Homebuying trends in Greater Baltimore have been in a reset mode like most other
things these past six months as Covid-19 continues to impact the market.
That's one take from a residential real estate expert who said the buying and selling
patterns showing up in monthly data have led to some new standards, including some
families buying a home sight unseen.
"We found that more than one in four respondents to a survey said they would be willing
to put in a bid on a house having never stepped foot in it," said Chris Finnegan, a
spokesman for Rockville-based Bright MLS.
Finnegan said the survey by Bright MLS during "National Homeownership Month" in
June reflected an emerging trend based on months of virtual house tours by prospective
buyers now underway because of the novel coronavirus. It also showed that buyers are
in search of dedicated home office space, a large yard and a more remote neighborhood
setting as opposed to an urban lifestyle.
In addition, the coming years will see residential sales driven by high tech that likely will
include virtual closings.
"We’re going to see as things continue to gradually open up a market that relies on the
best of both worlds," he added. "It's going to be both through virtual tours and sight
unseen. It’s not either-or, but a situation that is in play."
The residential market this summer has shown a rebound from its flatline status this
spring, Finnegan added. Some of that activity is based on individuals and families
seeking out more living space in a suburban environment because of ongoing social
distancing and more people staying at home.
Data points toward a sellers market this fall as the available housing stock begins to pick
up and listings emerge. Record low interest rates are also driving the market.
Last month, Bright MLS data showed that Baltimore-area homebuyers acquired new
houses during July at a 10-year record pace with single-family sales leading the way. The
single-family median sales price rose a record 7.1% in July compared to the same month
in 2019 — a 10-year high that posted a total of 4,536 closings.
Finnegan said that surge is expected to continue into the fall unless a second spike in
Covid-19 takes over. Families struggling with work from home situations and home

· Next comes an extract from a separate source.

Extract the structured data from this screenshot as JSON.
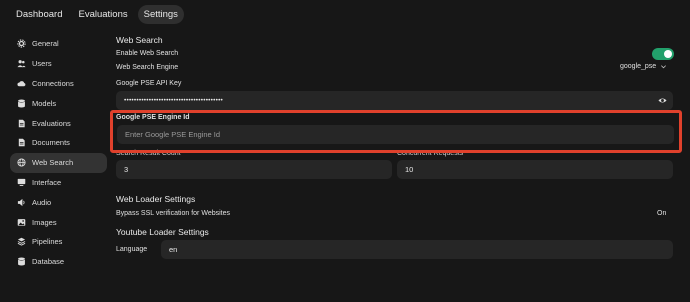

schooling their children are also looking to branch out into larger and new digs, he said.
Some regions in the U.S., including the New York, Connecticut and New Jersey markets,
are reporting brisk residential sales with multiple offers on a property within hours.
"The residential forecast is bullish," he said. "It's because you’ve got a couple things
going. If you’re a seller, it's about pricing, and days on market. That's what’s motivating
"You've also folks looking at their four walls for six months now and they get a little stir
crazy and there’s a natural inclination to change things up. Home values are changing,
and you’ve got a new normal, though we’re all trying to figure out what that is going to